▶ Website and app data records:
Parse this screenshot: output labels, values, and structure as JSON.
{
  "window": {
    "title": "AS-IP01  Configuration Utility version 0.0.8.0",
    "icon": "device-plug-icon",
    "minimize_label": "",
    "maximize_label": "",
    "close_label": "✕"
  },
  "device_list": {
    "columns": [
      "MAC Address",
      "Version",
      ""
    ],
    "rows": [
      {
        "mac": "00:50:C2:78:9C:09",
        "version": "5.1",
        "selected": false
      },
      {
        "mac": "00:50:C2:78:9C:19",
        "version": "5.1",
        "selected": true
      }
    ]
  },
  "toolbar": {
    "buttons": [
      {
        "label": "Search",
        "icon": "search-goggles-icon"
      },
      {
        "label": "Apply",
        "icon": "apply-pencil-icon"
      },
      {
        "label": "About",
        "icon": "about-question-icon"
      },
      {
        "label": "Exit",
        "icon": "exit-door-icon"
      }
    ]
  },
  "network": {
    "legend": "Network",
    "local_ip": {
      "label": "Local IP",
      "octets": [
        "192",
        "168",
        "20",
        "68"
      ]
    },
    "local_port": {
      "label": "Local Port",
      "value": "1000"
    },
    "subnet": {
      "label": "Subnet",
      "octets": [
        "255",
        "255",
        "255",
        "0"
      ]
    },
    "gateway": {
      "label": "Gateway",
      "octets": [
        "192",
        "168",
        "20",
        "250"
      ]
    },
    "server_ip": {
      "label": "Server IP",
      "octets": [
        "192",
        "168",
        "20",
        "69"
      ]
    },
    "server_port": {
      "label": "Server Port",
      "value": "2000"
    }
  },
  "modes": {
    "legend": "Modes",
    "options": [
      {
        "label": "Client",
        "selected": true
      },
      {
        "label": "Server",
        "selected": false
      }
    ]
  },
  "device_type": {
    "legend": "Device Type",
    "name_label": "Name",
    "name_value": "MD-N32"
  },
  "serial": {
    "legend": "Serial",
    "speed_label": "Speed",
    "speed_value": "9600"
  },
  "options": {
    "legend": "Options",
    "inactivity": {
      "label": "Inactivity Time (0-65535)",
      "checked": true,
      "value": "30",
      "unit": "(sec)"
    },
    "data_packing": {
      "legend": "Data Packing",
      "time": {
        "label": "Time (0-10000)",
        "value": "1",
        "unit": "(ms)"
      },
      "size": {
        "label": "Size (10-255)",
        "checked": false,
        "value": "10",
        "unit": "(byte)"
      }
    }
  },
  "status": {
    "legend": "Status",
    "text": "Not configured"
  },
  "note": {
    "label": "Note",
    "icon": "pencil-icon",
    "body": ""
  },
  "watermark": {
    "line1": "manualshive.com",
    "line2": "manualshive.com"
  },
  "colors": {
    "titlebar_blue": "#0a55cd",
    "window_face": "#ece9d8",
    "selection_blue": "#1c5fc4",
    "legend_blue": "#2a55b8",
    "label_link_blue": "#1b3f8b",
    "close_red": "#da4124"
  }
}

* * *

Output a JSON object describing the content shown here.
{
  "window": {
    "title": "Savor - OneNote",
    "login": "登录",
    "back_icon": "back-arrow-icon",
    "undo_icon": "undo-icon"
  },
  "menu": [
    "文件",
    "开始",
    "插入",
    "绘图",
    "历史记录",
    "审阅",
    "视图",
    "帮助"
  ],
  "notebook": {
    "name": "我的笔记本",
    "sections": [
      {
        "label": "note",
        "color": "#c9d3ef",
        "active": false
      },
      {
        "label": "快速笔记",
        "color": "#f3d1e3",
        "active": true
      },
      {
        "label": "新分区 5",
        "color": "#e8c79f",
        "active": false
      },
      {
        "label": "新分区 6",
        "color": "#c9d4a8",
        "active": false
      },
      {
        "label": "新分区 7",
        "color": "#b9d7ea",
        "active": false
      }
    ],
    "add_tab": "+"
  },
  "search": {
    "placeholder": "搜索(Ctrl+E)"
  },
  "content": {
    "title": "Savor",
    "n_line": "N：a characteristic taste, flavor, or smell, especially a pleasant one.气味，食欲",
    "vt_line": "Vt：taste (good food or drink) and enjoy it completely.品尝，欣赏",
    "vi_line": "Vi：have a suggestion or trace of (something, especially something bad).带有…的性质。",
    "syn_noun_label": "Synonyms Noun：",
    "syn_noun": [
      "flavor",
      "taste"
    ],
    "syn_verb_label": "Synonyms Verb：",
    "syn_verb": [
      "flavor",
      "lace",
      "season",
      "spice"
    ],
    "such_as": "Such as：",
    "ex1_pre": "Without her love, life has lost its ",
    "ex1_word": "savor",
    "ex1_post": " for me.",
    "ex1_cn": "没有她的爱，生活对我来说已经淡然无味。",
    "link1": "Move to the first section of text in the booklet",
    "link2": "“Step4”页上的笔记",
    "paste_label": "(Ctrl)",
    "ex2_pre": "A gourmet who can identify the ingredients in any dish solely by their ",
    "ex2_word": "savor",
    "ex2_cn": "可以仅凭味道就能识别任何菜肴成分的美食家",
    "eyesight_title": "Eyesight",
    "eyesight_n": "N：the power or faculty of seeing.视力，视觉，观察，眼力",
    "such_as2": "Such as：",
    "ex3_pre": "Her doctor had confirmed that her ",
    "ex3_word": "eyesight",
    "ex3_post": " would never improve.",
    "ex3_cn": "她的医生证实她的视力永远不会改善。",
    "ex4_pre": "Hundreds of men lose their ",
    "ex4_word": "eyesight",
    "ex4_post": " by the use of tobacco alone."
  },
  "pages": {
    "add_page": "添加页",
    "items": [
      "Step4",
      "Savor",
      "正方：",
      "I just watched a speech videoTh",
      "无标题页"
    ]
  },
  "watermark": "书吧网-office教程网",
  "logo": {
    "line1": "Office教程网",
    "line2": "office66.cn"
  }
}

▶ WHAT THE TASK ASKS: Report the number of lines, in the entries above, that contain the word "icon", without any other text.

▶ ANSWER BOX: 8